== Segment start ==

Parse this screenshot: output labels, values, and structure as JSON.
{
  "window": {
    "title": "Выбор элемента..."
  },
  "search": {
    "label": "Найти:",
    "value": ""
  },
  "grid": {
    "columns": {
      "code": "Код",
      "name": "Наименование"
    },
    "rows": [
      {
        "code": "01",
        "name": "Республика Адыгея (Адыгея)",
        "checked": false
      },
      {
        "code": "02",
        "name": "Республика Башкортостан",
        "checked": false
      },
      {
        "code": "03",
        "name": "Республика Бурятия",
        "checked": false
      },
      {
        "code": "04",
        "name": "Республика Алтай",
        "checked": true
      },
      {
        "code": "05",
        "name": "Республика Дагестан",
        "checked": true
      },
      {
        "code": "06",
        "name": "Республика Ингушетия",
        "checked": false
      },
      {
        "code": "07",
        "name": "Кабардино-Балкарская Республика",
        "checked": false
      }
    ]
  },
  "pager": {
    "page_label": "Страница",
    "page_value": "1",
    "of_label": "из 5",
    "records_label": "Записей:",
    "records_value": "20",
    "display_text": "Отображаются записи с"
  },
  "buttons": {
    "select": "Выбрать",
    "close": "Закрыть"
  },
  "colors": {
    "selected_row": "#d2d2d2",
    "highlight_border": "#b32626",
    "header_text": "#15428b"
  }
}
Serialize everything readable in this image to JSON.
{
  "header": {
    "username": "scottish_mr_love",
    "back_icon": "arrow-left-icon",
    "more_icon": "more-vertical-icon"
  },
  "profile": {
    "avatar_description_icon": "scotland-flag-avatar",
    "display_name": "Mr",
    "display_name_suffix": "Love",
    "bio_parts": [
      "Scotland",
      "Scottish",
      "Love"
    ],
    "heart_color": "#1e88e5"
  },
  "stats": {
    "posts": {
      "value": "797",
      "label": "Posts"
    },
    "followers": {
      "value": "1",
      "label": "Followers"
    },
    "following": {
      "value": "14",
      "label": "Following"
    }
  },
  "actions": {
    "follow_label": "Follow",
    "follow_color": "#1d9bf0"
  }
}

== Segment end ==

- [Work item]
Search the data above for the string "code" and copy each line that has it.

- [Exercise answer]
      "code": "Код",
        "code": "01",
        "code": "02",
        "code": "03",
        "code": "04",
        "code": "05",
        "code": "06",
        "code": "07",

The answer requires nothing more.